WHAT THE TASK ASKS: Please set down each record exactly as it appears, but leave out any pictures.

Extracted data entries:
↓

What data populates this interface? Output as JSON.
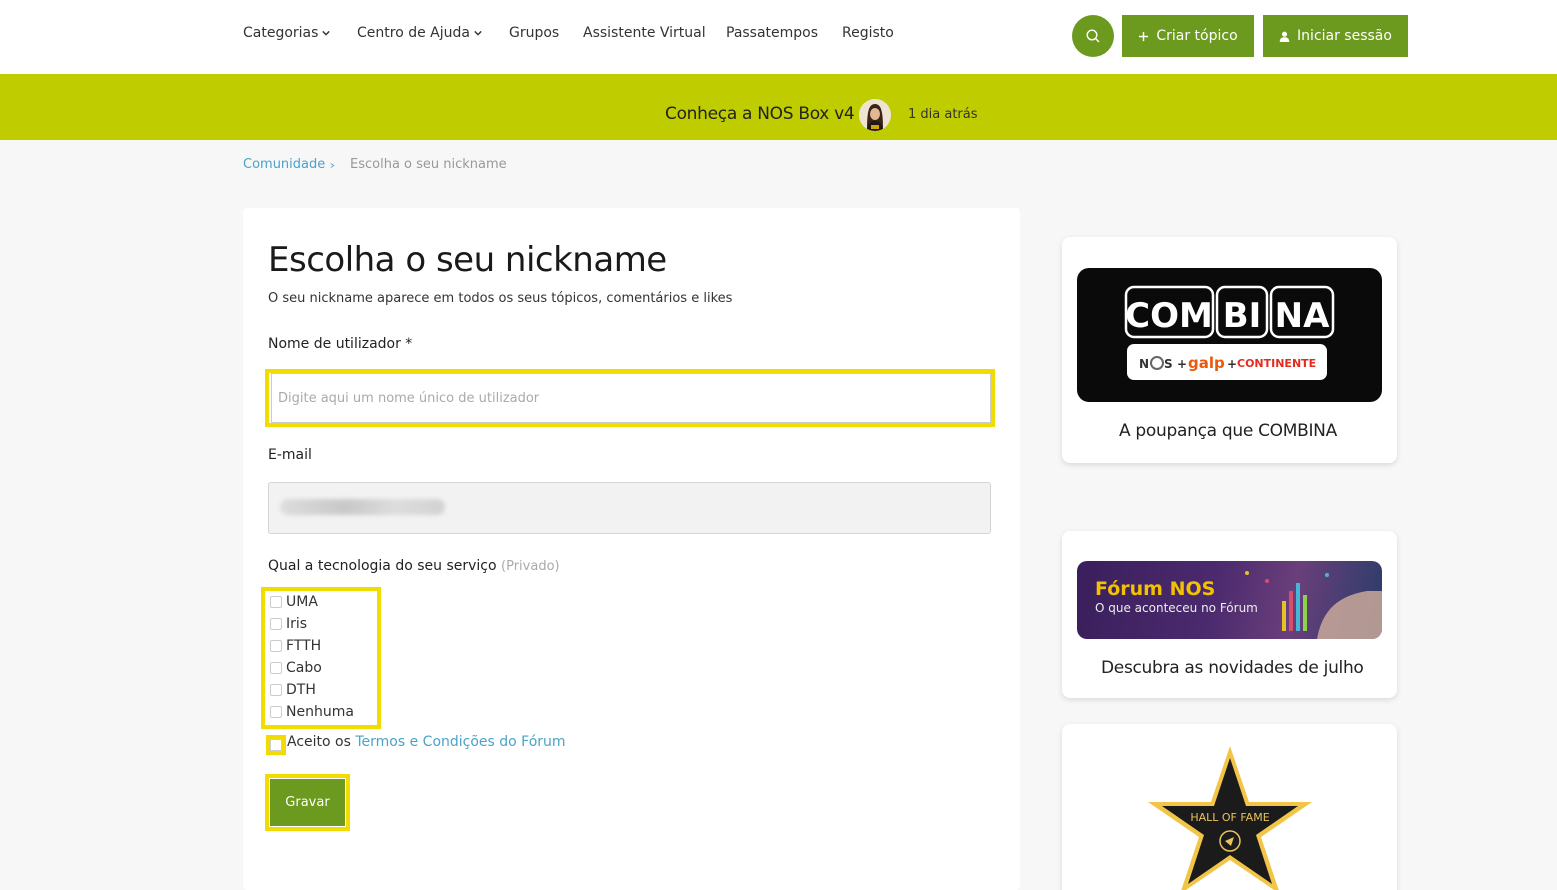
{
  "nav": {
    "items": [
      {
        "label": "Categorias",
        "has_dropdown": true
      },
      {
        "label": "Centro de Ajuda",
        "has_dropdown": true
      },
      {
        "label": "Grupos",
        "has_dropdown": false
      },
      {
        "label": "Assistente Virtual",
        "has_dropdown": false
      },
      {
        "label": "Passatempos",
        "has_dropdown": false
      },
      {
        "label": "Registo",
        "has_dropdown": false
      }
    ],
    "create_topic": "Criar tópico",
    "sign_in": "Iniciar sessão"
  },
  "announcement": {
    "title": "Conheça a NOS Box v4",
    "time": "1 dia atrás"
  },
  "breadcrumb": {
    "root": "Comunidade",
    "current": "Escolha o seu nickname"
  },
  "form": {
    "title": "Escolha o seu nickname",
    "subtitle": "O seu nickname aparece em todos os seus tópicos, comentários e likes",
    "username_label": "Nome de utilizador *",
    "username_placeholder": "Digite aqui um nome único de utilizador",
    "email_label": "E-mail",
    "tech_label": "Qual a tecnologia do seu serviço",
    "tech_private": "(Privado)",
    "tech_options": [
      "UMA",
      "Iris",
      "FTTH",
      "Cabo",
      "DTH",
      "Nenhuma"
    ],
    "terms_prefix": "Aceito os",
    "terms_link": "Termos e Condições do Fórum",
    "save": "Gravar"
  },
  "sidebar": {
    "combina": {
      "logo_text": [
        "COM",
        "BI",
        "NA"
      ],
      "partners": [
        "N",
        "S",
        "+",
        "galp",
        "+",
        "CONTINENTE"
      ],
      "caption": "A poupança que COMBINA"
    },
    "forum": {
      "title": "Fórum NOS",
      "subtitle": "O que aconteceu no Fórum",
      "caption": "Descubra as novidades de julho"
    },
    "hall": {
      "text": "HALL OF FAME"
    }
  },
  "colors": {
    "brand_green": "#6b9a1f",
    "banner_lime": "#bfcc00",
    "highlight_yellow": "#f2dc00",
    "link_blue": "#4aa3c9"
  }
}
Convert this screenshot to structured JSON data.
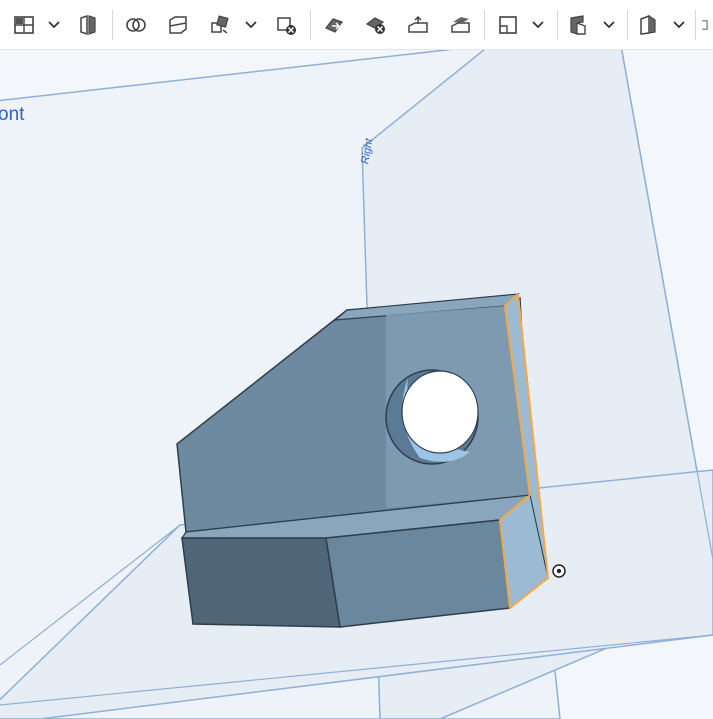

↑

EXERCISE RESPONSE:
What data populates this interface? Output as JSON.
{
  "nav": {
    "items": [
      {
        "label": "Categorias",
        "has_dropdown": true
      },
      {
        "label": "Centro de Ajuda",
        "has_dropdown": true
      },
      {
        "label": "Grupos",
        "has_dropdown": false
      },
      {
        "label": "Assistente Virtual",
        "has_dropdown": false
      },
      {
        "label": "Passatempos",
        "has_dropdown": false
      },
      {
        "label": "Registo",
        "has_dropdown": false
      }
    ],
    "create_topic": "Criar tópico",
    "sign_in": "Iniciar sessão"
  },
  "announcement": {
    "title": "Conheça a NOS Box v4",
    "time": "1 dia atrás"
  },
  "breadcrumb": {
    "root": "Comunidade",
    "current": "Escolha o seu nickname"
  },
  "form": {
    "title": "Escolha o seu nickname",
    "subtitle": "O seu nickname aparece em todos os seus tópicos, comentários e likes",
    "username_label": "Nome de utilizador *",
    "username_placeholder": "Digite aqui um nome único de utilizador",
    "email_label": "E-mail",
    "tech_label": "Qual a tecnologia do seu serviço",
    "tech_private": "(Privado)",
    "tech_options": [
      "UMA",
      "Iris",
      "FTTH",
      "Cabo",
      "DTH",
      "Nenhuma"
    ],
    "terms_prefix": "Aceito os",
    "terms_link": "Termos e Condições do Fórum",
    "save": "Gravar"
  },
  "sidebar": {
    "combina": {
      "logo_text": [
        "COM",
        "BI",
        "NA"
      ],
      "partners": [
        "N",
        "S",
        "+",
        "galp",
        "+",
        "CONTINENTE"
      ],
      "caption": "A poupança que COMBINA"
    },
    "forum": {
      "title": "Fórum NOS",
      "subtitle": "O que aconteceu no Fórum",
      "caption": "Descubra as novidades de julho"
    },
    "hall": {
      "text": "HALL OF FAME"
    }
  },
  "colors": {
    "brand_green": "#6b9a1f",
    "banner_lime": "#bfcc00",
    "highlight_yellow": "#f2dc00",
    "link_blue": "#4aa3c9"
  }
}
Convert this screenshot to structured JSON data.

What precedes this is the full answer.